- **WORK INSTRUCTIONS**: Check every line below for the word "title" and show those that hold it.

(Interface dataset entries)
[Start of Attachment]

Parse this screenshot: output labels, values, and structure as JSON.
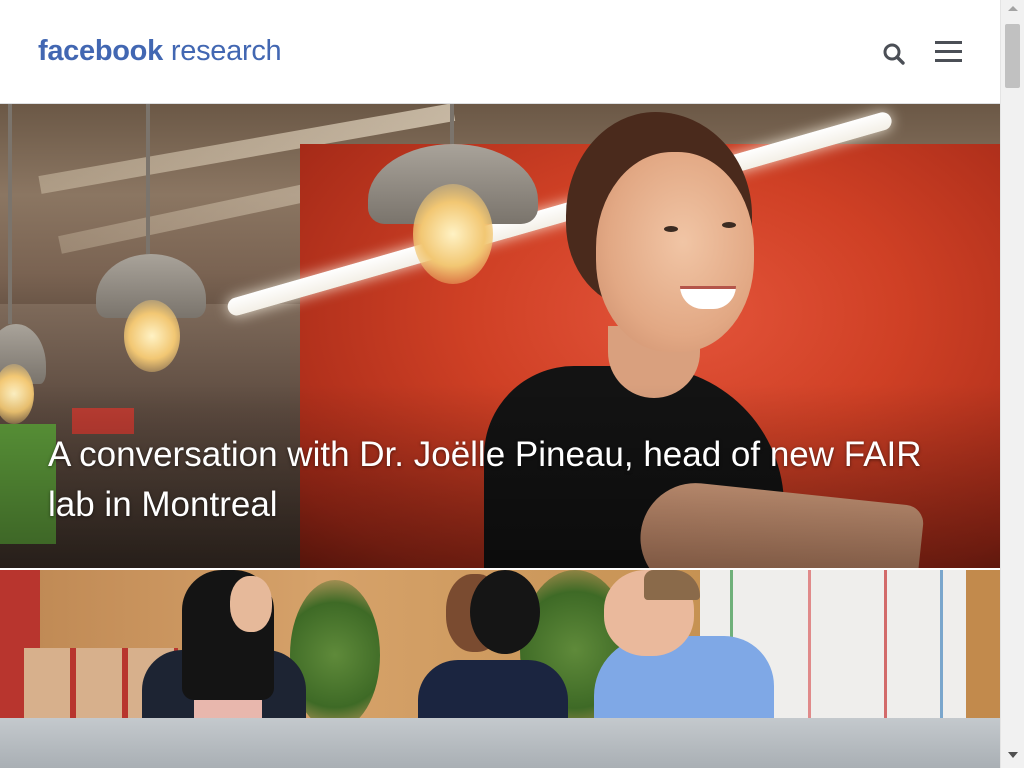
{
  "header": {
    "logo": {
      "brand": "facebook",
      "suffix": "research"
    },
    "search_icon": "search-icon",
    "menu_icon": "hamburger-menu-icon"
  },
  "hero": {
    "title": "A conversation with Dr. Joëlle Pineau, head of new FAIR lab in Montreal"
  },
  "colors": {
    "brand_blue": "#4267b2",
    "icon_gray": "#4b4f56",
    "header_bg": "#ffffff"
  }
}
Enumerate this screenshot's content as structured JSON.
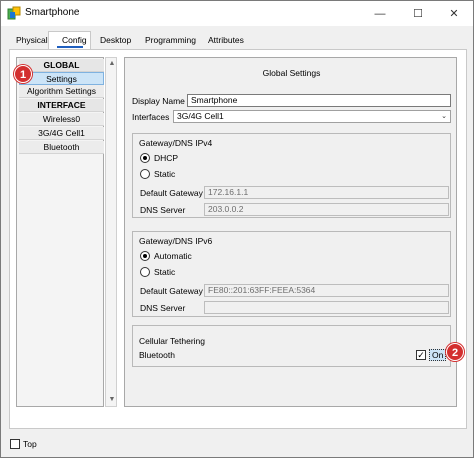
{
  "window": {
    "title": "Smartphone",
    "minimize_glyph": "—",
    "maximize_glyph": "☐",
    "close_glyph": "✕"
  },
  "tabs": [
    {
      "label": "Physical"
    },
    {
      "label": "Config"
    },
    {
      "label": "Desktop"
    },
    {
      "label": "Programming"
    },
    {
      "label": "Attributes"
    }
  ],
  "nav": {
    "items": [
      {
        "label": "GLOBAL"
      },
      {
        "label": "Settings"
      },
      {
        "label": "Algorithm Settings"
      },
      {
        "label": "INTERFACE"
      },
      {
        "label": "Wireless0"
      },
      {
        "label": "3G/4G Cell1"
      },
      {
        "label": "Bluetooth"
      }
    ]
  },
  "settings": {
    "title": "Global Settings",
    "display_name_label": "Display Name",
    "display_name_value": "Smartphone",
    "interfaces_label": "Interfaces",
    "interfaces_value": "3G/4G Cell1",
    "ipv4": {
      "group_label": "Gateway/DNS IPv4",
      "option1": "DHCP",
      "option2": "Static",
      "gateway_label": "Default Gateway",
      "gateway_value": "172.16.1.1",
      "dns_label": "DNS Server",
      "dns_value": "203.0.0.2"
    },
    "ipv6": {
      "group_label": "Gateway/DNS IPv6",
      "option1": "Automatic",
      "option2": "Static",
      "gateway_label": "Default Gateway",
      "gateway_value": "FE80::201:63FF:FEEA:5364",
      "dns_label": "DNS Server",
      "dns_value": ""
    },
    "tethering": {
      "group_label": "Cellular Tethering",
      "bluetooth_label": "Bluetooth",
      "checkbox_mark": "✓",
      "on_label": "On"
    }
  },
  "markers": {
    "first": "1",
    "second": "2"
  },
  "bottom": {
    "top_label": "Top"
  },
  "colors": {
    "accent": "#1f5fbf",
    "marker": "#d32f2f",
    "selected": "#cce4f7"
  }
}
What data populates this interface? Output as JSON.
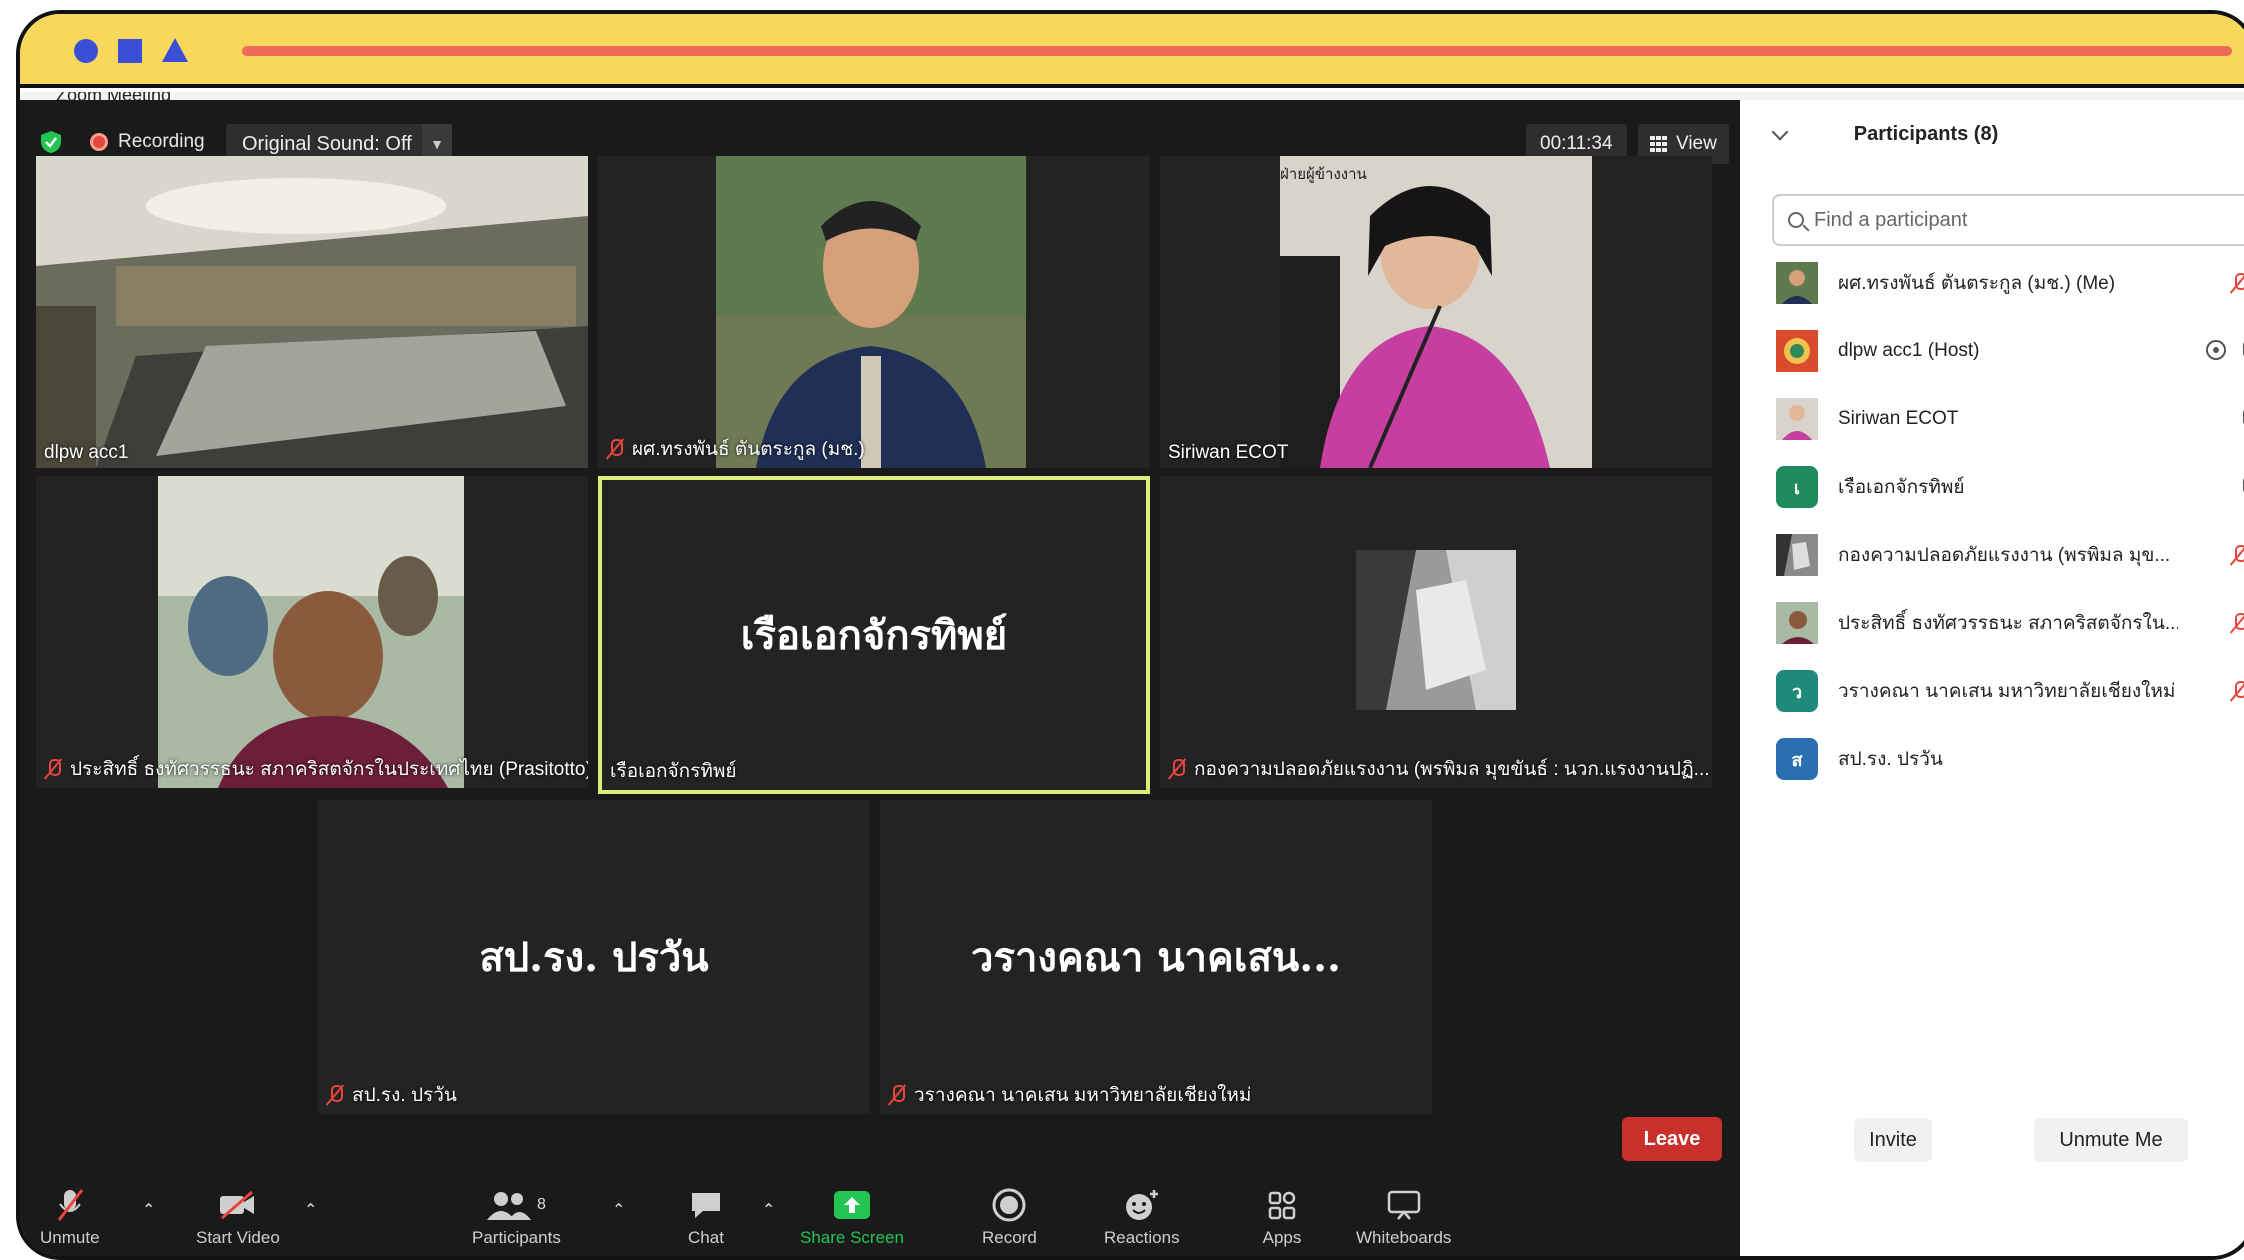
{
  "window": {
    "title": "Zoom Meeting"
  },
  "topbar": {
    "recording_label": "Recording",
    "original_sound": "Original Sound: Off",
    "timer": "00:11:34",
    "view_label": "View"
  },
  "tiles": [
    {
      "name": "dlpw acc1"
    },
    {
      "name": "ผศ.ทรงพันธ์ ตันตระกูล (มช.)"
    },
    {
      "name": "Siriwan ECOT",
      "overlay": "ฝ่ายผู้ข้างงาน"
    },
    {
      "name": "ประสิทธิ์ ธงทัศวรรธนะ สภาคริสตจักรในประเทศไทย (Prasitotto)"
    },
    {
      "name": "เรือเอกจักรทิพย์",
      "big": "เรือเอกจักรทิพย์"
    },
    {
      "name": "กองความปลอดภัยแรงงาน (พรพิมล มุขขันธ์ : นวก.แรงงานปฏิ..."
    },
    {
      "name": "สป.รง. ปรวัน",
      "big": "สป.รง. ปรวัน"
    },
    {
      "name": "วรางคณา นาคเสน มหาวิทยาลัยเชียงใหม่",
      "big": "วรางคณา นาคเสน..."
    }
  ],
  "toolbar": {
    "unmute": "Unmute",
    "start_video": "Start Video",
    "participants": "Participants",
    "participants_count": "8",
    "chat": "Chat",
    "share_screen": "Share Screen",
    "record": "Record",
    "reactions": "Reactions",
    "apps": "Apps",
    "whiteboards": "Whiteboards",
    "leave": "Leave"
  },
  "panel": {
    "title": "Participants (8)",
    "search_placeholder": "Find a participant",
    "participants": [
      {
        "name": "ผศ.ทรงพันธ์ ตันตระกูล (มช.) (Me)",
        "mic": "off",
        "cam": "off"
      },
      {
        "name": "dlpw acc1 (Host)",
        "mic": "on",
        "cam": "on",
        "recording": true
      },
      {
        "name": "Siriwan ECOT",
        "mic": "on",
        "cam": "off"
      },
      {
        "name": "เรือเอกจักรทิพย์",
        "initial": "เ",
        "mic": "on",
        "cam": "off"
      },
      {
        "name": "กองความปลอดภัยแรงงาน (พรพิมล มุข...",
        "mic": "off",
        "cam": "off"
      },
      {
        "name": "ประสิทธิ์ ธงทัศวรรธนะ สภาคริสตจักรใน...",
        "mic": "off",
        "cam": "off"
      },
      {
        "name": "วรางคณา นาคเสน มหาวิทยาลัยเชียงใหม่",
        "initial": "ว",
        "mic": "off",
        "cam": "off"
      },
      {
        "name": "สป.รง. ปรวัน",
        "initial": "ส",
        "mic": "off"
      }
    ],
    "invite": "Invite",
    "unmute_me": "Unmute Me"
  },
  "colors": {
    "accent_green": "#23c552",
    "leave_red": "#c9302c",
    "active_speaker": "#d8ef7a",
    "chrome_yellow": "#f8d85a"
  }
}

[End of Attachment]
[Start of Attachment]

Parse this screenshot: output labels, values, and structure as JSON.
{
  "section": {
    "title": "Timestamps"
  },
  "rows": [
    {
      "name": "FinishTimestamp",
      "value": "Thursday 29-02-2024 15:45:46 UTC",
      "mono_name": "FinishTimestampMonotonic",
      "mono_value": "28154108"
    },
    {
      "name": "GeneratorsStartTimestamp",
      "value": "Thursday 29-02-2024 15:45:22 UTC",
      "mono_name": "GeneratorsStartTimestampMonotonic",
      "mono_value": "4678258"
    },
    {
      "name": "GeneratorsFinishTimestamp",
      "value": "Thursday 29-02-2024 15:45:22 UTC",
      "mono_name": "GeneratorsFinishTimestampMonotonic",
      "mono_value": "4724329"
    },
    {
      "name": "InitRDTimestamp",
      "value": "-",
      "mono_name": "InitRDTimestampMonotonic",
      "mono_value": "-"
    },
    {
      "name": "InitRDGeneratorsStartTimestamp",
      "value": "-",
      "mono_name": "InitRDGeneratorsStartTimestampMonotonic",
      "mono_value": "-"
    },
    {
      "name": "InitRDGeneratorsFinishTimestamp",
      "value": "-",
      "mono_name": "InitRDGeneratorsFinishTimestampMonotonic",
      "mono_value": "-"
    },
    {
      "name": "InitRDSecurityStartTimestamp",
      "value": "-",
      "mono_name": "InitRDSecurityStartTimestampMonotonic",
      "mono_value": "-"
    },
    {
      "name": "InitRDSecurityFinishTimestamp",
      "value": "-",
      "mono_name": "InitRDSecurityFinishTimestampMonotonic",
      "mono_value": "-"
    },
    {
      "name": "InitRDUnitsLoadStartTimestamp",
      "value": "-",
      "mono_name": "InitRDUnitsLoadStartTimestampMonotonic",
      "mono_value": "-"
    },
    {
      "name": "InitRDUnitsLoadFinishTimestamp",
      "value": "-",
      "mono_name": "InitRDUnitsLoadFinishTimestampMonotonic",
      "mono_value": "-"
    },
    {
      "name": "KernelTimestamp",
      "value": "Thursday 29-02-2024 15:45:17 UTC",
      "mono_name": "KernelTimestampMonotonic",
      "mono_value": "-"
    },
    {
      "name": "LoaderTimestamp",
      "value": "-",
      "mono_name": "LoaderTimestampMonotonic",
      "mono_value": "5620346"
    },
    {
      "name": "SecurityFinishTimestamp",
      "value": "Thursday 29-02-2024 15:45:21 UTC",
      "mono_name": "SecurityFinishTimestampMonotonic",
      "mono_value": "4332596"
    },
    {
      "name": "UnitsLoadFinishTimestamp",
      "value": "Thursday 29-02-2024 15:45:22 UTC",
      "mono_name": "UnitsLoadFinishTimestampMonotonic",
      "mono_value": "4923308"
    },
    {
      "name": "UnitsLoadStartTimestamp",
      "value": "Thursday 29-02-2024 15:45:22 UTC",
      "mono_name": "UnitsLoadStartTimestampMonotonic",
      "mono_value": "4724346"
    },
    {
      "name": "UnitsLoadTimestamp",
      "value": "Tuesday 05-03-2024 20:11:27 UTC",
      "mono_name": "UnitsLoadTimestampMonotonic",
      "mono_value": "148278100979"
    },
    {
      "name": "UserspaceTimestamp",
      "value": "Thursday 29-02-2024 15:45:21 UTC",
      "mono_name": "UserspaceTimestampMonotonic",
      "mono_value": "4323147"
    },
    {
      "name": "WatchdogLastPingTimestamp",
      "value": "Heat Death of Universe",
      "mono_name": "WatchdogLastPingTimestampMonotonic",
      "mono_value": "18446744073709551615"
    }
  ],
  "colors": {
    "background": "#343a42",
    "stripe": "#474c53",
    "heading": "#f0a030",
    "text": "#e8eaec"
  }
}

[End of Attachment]

- **COMPLETED TASK**:
    "title": "A conversation with Dr. Joëlle Pineau, head of new FAIR lab in Montreal"
    "title": "Smartphone",
    "title": "Global Settings",
    "title": "Zoom Meeting"
    "title": "Participants (8)",
    "title": "Timestamps"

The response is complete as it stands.